Sumner has led the efforts to expand into another legal arena. Vern Clemons has recently joined the firm. Clemons has vast experience working for health care providers and serving as General Counsel for health care providers. She has earned advanced degrees in health care compliance and the firm has begun representing healthcare providers making sure they’re in compliance with the steadily increasing level of complex State and Federal laws.

Sumner oft en cites the advantages of a small firm even while going up against much larger firms. “We have very experienced lawyers who left large law firms. We don’t have the rigid bureaucracy that the big firms have and we enjoy that. We don’t have a bunch of committees and our very experienced lawyers like it that way.”

Although Sumner remains fully active in the firm, he is “shifting more of the heavy lifting” to his son. Justin Sumner is a trial attorney who is experienced in a wide range of general civil and complex commercial litigation matters in state and federal courts. He joined the firm in 2006. His primary focus consists of first and second chairing jury trials, arbitrations, bench trials, motion practice, settlement negotiations, discovery planning, and he has taken and defended hundreds of depositions throughout the country. He successfully defended two cases, as lead counsel, for CSC against IBM in White Plains, New York. He was lead counsel and recovered millions of dollars for a Whistleblower in which the case received national attention. Justin is currently lead counsel prosecuting a civil rights case, representing Miranda Griggs, in Federal Court in Houston. The case has been on the cover of both The Houston Press and The Dallas Observer.

Sumner says, “My son is the future of Sumner Schick. He’s not some kid who doesn’t know what he’s doing. He’s in his twelfth year and is a very experienced lawyer. He’s tried lots of cases with me and on his own. In fact, we tried a case together last year in Federal Court in the Eastern District of Virginia. He’s represented all these major companies and handled major disputes. I’m not retired at all. I’m practicing full time, but I’m very fortunate to have someone of Justin’s experience and capability to evolve the law firm in to the future generations.”


As with his career, Sumner’s personal life continually changes. Perhaps that is best exemplified by the changes in his family life. “I buy into the philosophy if you build a field, they will come.
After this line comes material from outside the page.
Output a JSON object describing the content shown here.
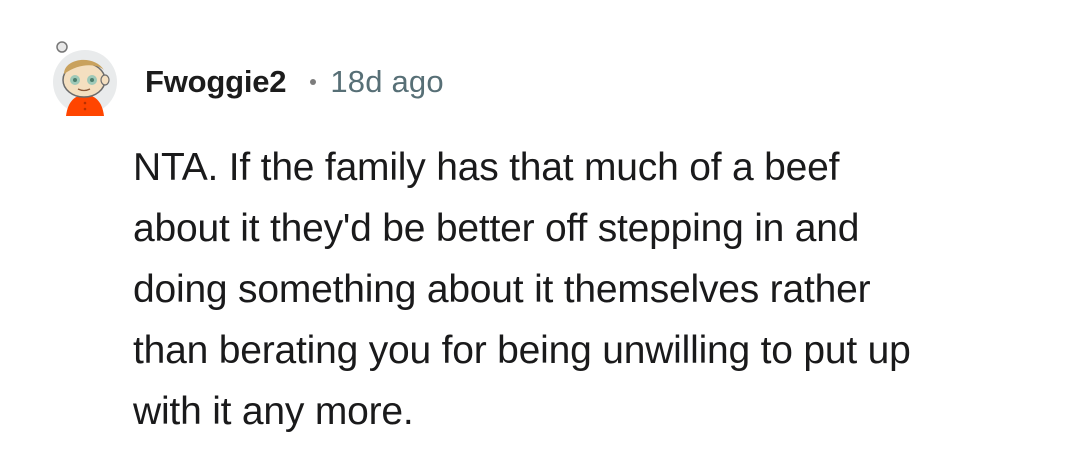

Our field is a lake house on Cedar Creek Lake. It’s a fabulous place for the family, especially our two sons, Justin and Grant, their wives, and our five grand kids. They love it and we, as a family, love to spend quality family time at the lake house.”

He is active in several bar associations. He is a big baseball and football fan. He and his wife have been snow skiers and have skied throughout America and Canada for more than 40 years and still enjoy snow skiing.

Sumner is active in the Association of Former Baseball Players because he is a member of an exclusive group of men – former professional athletes who have become attorneys.

Whenever times get tough, and we face big challenges, I look to his example and realize just how much one dedicated lawyer can accomplish.”

He is an avid reader of the Civil War and has recently visited the Gettysburg and Antietam battlefields. Sumner also collects historical newspapers, especially those reflecting his interest in the War Between the States.

“I love to read about Abraham Lincoln. I have a bust of him in my office. I have the Gettysburg Address on my wall. Whenever times get tough, and we face big challenges, I look to his example and realize just how much one dedicated lawyer can accomplish,” he says.

Popular Features

Leave a Reply

Your email address will not be published. Required fields are marked *

Judge Dan Hinde

Coming April 2024

Annual Family Law Special Issue